Task item:
Print the records below exactly as they appear. Omit all pictures.

(Page and application data records)

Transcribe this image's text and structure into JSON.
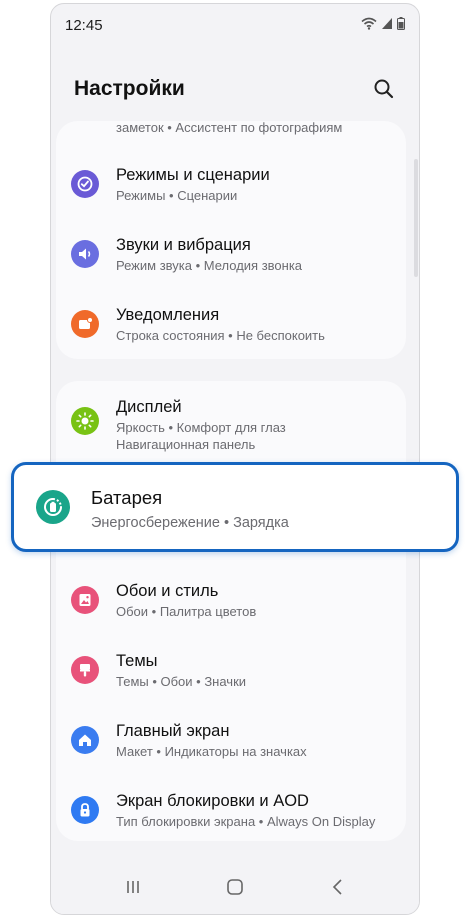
{
  "status": {
    "time": "12:45"
  },
  "header": {
    "title": "Настройки"
  },
  "card1": {
    "partial_sub": "заметок  •  Ассистент по фотографиям",
    "items": [
      {
        "title": "Режимы и сценарии",
        "sub": "Режимы  •  Сценарии",
        "icon": "modes-icon",
        "color": "#6a5ad6"
      },
      {
        "title": "Звуки и вибрация",
        "sub": "Режим звука  •  Мелодия звонка",
        "icon": "sound-icon",
        "color": "#6a6ee0"
      },
      {
        "title": "Уведомления",
        "sub": "Строка состояния  •  Не беспокоить",
        "icon": "notifications-icon",
        "color": "#f06a2a"
      }
    ]
  },
  "display_item": {
    "title": "Дисплей",
    "sub": "Яркость  •  Комфорт для глаз",
    "sub2": "Навигационная панель",
    "icon": "display-icon",
    "color": "#78c214"
  },
  "battery": {
    "title": "Батарея",
    "sub": "Энергосбережение  •  Зарядка",
    "icon": "battery-icon",
    "color": "#1aa58a",
    "highlight_color": "#1565c0"
  },
  "card2": {
    "items": [
      {
        "title": "Обои и стиль",
        "sub": "Обои  •  Палитра цветов",
        "icon": "wallpaper-icon",
        "color": "#e8527a"
      },
      {
        "title": "Темы",
        "sub": "Темы  •  Обои  •  Значки",
        "icon": "themes-icon",
        "color": "#e8527a"
      },
      {
        "title": "Главный экран",
        "sub": "Макет  •  Индикаторы на значках",
        "icon": "home-screen-icon",
        "color": "#3a7cf0"
      },
      {
        "title": "Экран блокировки и AOD",
        "sub": "Тип блокировки экрана  •  Always On Display",
        "icon": "lock-icon",
        "color": "#2f7af2"
      }
    ]
  },
  "navbar": {
    "icons": [
      "recent-apps-icon",
      "home-icon",
      "back-icon"
    ]
  }
}
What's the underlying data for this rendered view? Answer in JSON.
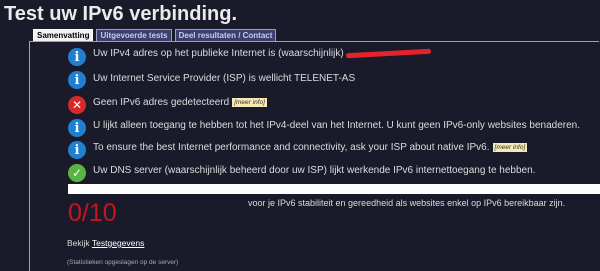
{
  "page": {
    "title": "Test uw IPv6 verbinding."
  },
  "tabs": [
    {
      "label": "Samenvatting",
      "active": true
    },
    {
      "label": "Uitgevoerde tests",
      "active": false
    },
    {
      "label": "Deel resultaten / Contact",
      "active": false
    }
  ],
  "results": [
    {
      "icon": "info-icon",
      "text": "Uw IPv4 adres op het publieke Internet is (waarschijnlijk)"
    },
    {
      "icon": "info-icon",
      "text": "Uw Internet Service Provider (ISP) is wellicht TELENET-AS"
    },
    {
      "icon": "error-icon",
      "text": "Geen IPv6 adres gedetecteerd",
      "more": "[meer info]"
    },
    {
      "icon": "info-icon",
      "text": "U lijkt alleen toegang te hebben tot het IPv4-deel van het Internet. U kunt geen IPv6-only websites benaderen."
    },
    {
      "icon": "info-icon",
      "text": "To ensure the best Internet performance and connectivity, ask your ISP about native IPv6.",
      "more": "[meer info]"
    },
    {
      "icon": "check-icon",
      "text": "Uw DNS server (waarschijnlijk beheerd door uw ISP) lijkt werkende IPv6 internettoegang te hebben."
    }
  ],
  "score": {
    "value": "0/10",
    "fraction": 0,
    "note": "voor je IPv6 stabiliteit en gereedheid als websites enkel op IPv6 bereikbaar zijn."
  },
  "footer": {
    "see_prefix": "Bekijk",
    "see_link": "Testgegevens",
    "stats_note": "(Statistieken opgeslagen op de server)"
  },
  "colors": {
    "background": "#1a1b2a",
    "info": "#1f7fd1",
    "error": "#d8282c",
    "ok": "#5ab443",
    "score": "#c8141b"
  }
}
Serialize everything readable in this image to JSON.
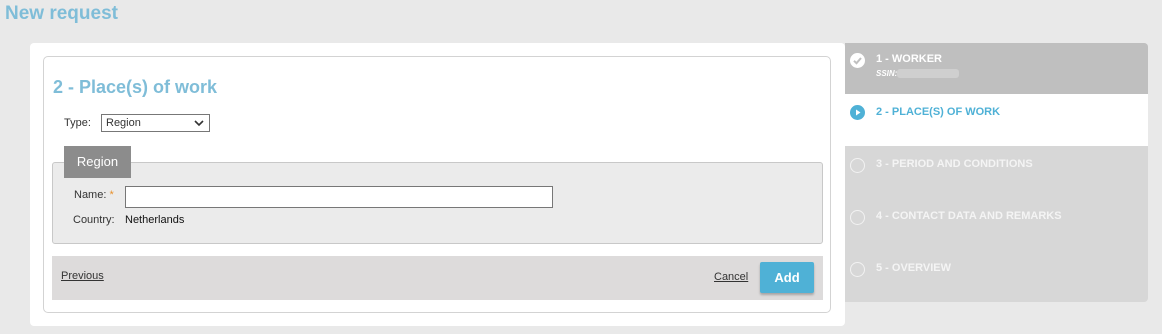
{
  "page": {
    "title": "New request"
  },
  "form": {
    "section_title": "2 - Place(s) of work",
    "type_label": "Type:",
    "type_value": "Region",
    "region_tab": "Region",
    "name_label": "Name:",
    "required_marker": "*",
    "name_value": "",
    "country_label": "Country:",
    "country_value": "Netherlands"
  },
  "footer": {
    "previous_label": "Previous",
    "cancel_label": "Cancel",
    "add_label": "Add"
  },
  "steps": [
    {
      "label": "1 - WORKER",
      "sub_label": "SSIN:",
      "status": "completed"
    },
    {
      "label": "2 - PLACE(S) OF WORK",
      "status": "active"
    },
    {
      "label": "3 - PERIOD AND CONDITIONS",
      "status": "pending"
    },
    {
      "label": "4 - CONTACT DATA AND REMARKS",
      "status": "pending"
    },
    {
      "label": "5 - OVERVIEW",
      "status": "pending"
    }
  ],
  "icons": {
    "step_completed": "check-icon",
    "step_active": "play-icon",
    "type_select": "chevron-down-icon"
  },
  "colors": {
    "accent": "#4fb1d6",
    "title": "#7fbdd8",
    "required": "#e8912d"
  }
}
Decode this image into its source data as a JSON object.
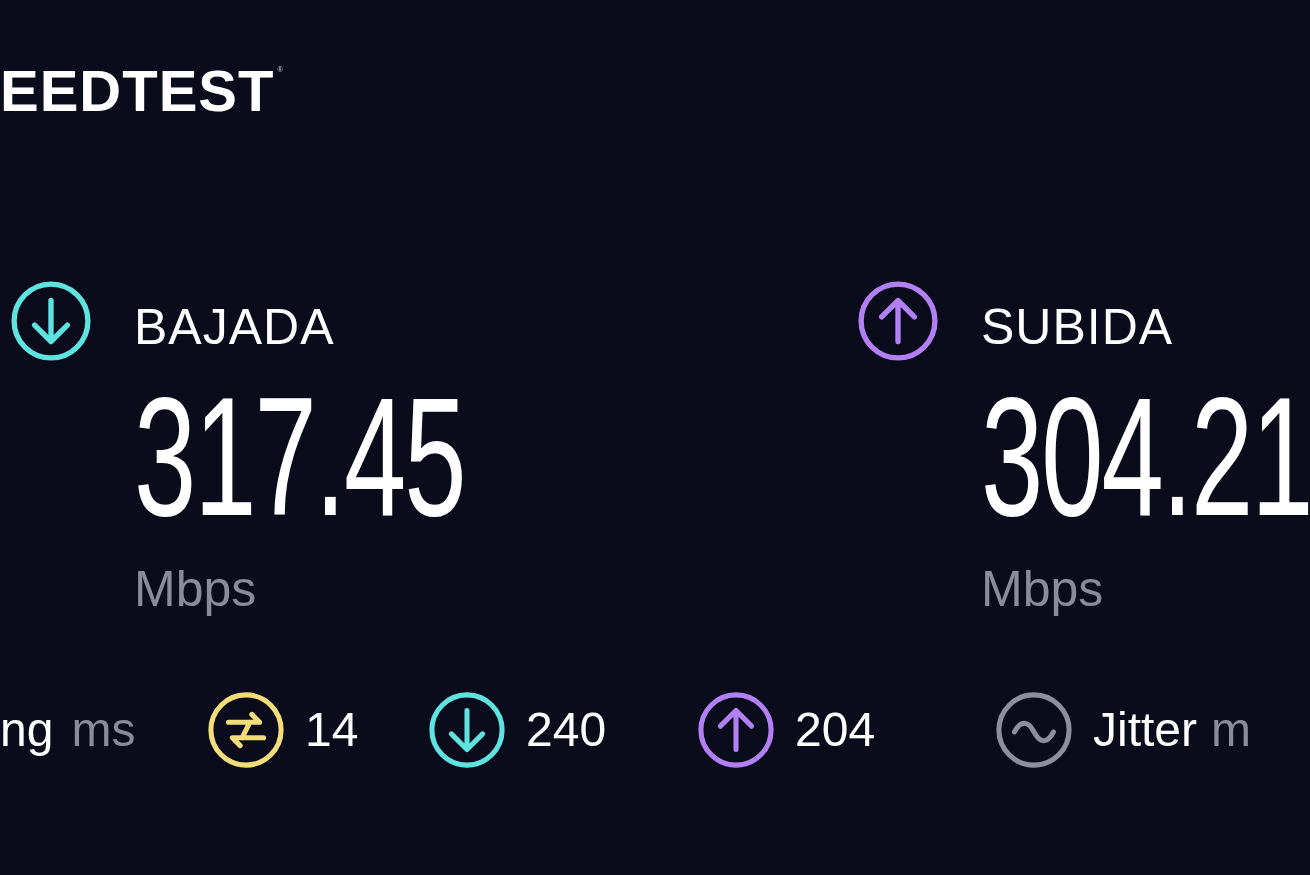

Written answer:
Transcribe this image's text and structure into JSON.
{
  "status": {
    "time": "12:45"
  },
  "header": {
    "title": "Настройки"
  },
  "card1": {
    "partial_sub": "заметок  •  Ассистент по фотографиям",
    "items": [
      {
        "title": "Режимы и сценарии",
        "sub": "Режимы  •  Сценарии",
        "icon": "modes-icon",
        "color": "#6a5ad6"
      },
      {
        "title": "Звуки и вибрация",
        "sub": "Режим звука  •  Мелодия звонка",
        "icon": "sound-icon",
        "color": "#6a6ee0"
      },
      {
        "title": "Уведомления",
        "sub": "Строка состояния  •  Не беспокоить",
        "icon": "notifications-icon",
        "color": "#f06a2a"
      }
    ]
  },
  "display_item": {
    "title": "Дисплей",
    "sub": "Яркость  •  Комфорт для глаз",
    "sub2": "Навигационная панель",
    "icon": "display-icon",
    "color": "#78c214"
  },
  "battery": {
    "title": "Батарея",
    "sub": "Энергосбережение  •  Зарядка",
    "icon": "battery-icon",
    "color": "#1aa58a",
    "highlight_color": "#1565c0"
  },
  "card2": {
    "items": [
      {
        "title": "Обои и стиль",
        "sub": "Обои  •  Палитра цветов",
        "icon": "wallpaper-icon",
        "color": "#e8527a"
      },
      {
        "title": "Темы",
        "sub": "Темы  •  Обои  •  Значки",
        "icon": "themes-icon",
        "color": "#e8527a"
      },
      {
        "title": "Главный экран",
        "sub": "Макет  •  Индикаторы на значках",
        "icon": "home-screen-icon",
        "color": "#3a7cf0"
      },
      {
        "title": "Экран блокировки и AOD",
        "sub": "Тип блокировки экрана  •  Always On Display",
        "icon": "lock-icon",
        "color": "#2f7af2"
      }
    ]
  },
  "navbar": {
    "icons": [
      "recent-apps-icon",
      "home-icon",
      "back-icon"
    ]
  }
}
What's the underlying data for this rendered view? Answer in JSON.
{
  "page": {
    "title": "Test uw IPv6 verbinding."
  },
  "tabs": [
    {
      "label": "Samenvatting",
      "active": true
    },
    {
      "label": "Uitgevoerde tests",
      "active": false
    },
    {
      "label": "Deel resultaten / Contact",
      "active": false
    }
  ],
  "results": [
    {
      "icon": "info-icon",
      "text": "Uw IPv4 adres op het publieke Internet is (waarschijnlijk)"
    },
    {
      "icon": "info-icon",
      "text": "Uw Internet Service Provider (ISP) is wellicht TELENET-AS"
    },
    {
      "icon": "error-icon",
      "text": "Geen IPv6 adres gedetecteerd",
      "more": "[meer info]"
    },
    {
      "icon": "info-icon",
      "text": "U lijkt alleen toegang te hebben tot het IPv4-deel van het Internet. U kunt geen IPv6-only websites benaderen."
    },
    {
      "icon": "info-icon",
      "text": "To ensure the best Internet performance and connectivity, ask your ISP about native IPv6.",
      "more": "[meer info]"
    },
    {
      "icon": "check-icon",
      "text": "Uw DNS server (waarschijnlijk beheerd door uw ISP) lijkt werkende IPv6 internettoegang te hebben."
    }
  ],
  "score": {
    "value": "0/10",
    "fraction": 0,
    "note": "voor je IPv6 stabiliteit en gereedheid als websites enkel op IPv6 bereikbaar zijn."
  },
  "footer": {
    "see_prefix": "Bekijk",
    "see_link": "Testgegevens",
    "stats_note": "(Statistieken opgeslagen op de server)"
  },
  "colors": {
    "background": "#1a1b2a",
    "info": "#1f7fd1",
    "error": "#d8282c",
    "ok": "#5ab443",
    "score": "#c8141b"
  }
}
Serialize everything readable in this image to JSON.
{
  "page": {
    "title": "New request"
  },
  "form": {
    "section_title": "2 - Place(s) of work",
    "type_label": "Type:",
    "type_value": "Region",
    "region_tab": "Region",
    "name_label": "Name:",
    "required_marker": "*",
    "name_value": "",
    "country_label": "Country:",
    "country_value": "Netherlands"
  },
  "footer": {
    "previous_label": "Previous",
    "cancel_label": "Cancel",
    "add_label": "Add"
  },
  "steps": [
    {
      "label": "1 - WORKER",
      "sub_label": "SSIN:",
      "status": "completed"
    },
    {
      "label": "2 - PLACE(S) OF WORK",
      "status": "active"
    },
    {
      "label": "3 - PERIOD AND CONDITIONS",
      "status": "pending"
    },
    {
      "label": "4 - CONTACT DATA AND REMARKS",
      "status": "pending"
    },
    {
      "label": "5 - OVERVIEW",
      "status": "pending"
    }
  ],
  "icons": {
    "step_completed": "check-icon",
    "step_active": "play-icon",
    "type_select": "chevron-down-icon"
  },
  "colors": {
    "accent": "#4fb1d6",
    "title": "#7fbdd8",
    "required": "#e8912d"
  }
}
Decode this image into its source data as a JSON object.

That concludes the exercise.